(App and web page records)

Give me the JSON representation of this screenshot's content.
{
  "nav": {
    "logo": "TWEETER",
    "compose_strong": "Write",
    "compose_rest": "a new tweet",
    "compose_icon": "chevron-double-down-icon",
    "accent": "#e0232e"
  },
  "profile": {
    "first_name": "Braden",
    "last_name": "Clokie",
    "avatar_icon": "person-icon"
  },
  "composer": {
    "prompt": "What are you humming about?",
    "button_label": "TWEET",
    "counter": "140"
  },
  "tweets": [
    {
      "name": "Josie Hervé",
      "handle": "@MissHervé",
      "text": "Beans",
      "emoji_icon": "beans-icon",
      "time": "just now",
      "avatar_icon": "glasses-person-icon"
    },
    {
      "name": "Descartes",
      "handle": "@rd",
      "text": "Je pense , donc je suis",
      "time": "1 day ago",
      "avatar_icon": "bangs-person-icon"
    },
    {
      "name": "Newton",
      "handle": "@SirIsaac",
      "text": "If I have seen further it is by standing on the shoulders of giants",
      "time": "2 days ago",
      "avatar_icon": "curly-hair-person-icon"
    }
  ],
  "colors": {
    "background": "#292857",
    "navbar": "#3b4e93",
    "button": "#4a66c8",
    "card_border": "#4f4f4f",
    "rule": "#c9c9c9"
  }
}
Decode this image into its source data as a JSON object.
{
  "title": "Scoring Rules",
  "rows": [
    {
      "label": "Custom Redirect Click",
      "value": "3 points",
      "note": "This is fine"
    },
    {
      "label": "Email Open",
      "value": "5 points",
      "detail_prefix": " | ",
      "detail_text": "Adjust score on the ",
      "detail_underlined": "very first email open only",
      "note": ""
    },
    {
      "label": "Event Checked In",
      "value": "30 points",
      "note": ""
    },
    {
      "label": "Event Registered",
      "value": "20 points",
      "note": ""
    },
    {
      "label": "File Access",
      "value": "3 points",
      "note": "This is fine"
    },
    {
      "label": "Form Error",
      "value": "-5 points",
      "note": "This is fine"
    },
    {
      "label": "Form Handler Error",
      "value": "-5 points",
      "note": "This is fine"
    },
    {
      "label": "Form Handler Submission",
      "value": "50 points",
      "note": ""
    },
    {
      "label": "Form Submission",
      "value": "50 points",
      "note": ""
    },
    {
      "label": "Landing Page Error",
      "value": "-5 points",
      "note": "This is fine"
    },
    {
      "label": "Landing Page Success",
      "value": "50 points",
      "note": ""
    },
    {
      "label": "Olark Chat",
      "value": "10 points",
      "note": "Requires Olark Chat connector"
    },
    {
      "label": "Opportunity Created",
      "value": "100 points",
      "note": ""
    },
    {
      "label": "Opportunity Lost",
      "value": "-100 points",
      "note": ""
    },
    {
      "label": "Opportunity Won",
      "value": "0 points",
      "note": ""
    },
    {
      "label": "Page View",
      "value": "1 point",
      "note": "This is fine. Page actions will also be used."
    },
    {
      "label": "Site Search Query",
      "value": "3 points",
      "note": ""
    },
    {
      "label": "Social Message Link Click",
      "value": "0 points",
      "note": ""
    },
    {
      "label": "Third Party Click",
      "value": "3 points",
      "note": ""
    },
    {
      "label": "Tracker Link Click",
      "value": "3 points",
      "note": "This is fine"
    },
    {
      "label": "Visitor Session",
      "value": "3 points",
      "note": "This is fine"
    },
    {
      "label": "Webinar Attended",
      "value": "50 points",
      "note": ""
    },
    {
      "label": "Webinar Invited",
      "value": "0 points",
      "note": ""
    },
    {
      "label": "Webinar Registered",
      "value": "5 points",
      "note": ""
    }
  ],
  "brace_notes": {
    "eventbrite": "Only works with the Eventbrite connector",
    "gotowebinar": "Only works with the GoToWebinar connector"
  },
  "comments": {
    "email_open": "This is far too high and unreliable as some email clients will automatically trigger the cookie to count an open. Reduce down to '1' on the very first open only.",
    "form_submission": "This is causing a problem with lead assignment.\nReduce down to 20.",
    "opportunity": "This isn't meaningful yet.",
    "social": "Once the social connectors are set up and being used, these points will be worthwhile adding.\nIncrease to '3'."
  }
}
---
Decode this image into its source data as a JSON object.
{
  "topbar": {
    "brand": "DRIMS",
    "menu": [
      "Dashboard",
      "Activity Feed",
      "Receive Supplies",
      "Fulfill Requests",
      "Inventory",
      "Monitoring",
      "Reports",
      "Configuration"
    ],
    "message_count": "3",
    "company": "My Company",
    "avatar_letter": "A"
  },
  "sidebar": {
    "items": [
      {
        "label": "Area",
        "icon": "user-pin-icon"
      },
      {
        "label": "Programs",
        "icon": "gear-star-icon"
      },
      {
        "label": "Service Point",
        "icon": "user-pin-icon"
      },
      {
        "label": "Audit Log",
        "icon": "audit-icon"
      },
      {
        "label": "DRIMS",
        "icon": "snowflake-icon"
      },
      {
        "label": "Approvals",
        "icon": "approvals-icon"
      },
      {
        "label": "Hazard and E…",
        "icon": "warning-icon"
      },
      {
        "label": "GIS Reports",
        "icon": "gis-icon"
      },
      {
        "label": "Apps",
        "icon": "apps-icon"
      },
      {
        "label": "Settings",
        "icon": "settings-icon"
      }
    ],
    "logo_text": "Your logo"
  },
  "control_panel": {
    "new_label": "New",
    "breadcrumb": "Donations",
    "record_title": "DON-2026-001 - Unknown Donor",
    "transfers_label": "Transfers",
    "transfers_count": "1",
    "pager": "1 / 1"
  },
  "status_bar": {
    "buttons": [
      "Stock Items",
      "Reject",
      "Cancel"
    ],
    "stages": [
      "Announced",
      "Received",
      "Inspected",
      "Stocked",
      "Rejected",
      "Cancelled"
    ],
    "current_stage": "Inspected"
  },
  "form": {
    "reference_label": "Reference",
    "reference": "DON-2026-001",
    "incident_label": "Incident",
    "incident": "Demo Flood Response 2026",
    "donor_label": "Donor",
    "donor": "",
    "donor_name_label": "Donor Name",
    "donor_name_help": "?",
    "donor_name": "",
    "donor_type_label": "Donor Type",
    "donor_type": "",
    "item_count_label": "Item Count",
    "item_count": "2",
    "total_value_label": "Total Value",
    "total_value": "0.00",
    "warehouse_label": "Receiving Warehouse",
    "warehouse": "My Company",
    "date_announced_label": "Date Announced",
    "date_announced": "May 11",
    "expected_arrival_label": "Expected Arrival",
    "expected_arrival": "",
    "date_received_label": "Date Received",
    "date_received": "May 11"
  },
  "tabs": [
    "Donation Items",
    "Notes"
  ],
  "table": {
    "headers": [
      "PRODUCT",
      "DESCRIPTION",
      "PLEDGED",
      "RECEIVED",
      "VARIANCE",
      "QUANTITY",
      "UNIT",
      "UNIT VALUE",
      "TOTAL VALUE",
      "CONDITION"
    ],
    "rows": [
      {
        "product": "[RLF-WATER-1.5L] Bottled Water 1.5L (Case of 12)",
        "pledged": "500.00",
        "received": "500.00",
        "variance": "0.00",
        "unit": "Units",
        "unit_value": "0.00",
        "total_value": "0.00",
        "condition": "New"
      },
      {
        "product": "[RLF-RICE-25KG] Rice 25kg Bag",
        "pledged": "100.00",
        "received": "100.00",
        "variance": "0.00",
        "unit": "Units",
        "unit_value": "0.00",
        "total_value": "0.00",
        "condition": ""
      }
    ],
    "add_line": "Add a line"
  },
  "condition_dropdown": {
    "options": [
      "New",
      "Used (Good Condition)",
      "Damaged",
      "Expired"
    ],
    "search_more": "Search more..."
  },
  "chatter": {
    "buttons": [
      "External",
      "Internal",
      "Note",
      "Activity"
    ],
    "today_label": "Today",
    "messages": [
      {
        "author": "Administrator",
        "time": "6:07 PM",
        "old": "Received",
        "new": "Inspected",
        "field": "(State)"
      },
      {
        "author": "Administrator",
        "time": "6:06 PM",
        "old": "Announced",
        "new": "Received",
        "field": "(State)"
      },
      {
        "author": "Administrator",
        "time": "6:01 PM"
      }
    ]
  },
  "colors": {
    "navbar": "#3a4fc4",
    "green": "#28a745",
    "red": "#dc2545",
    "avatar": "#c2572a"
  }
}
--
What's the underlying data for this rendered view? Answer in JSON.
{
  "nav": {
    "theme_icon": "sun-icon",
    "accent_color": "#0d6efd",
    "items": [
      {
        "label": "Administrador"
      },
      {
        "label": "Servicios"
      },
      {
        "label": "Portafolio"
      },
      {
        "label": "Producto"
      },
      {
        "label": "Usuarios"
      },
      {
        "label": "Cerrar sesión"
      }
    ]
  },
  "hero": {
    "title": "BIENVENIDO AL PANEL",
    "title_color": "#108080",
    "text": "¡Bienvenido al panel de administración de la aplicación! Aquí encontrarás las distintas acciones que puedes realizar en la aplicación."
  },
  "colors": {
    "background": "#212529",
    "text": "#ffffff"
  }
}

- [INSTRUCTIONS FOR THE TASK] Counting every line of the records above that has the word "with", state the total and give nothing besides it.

- [TASK SOLUTION] 3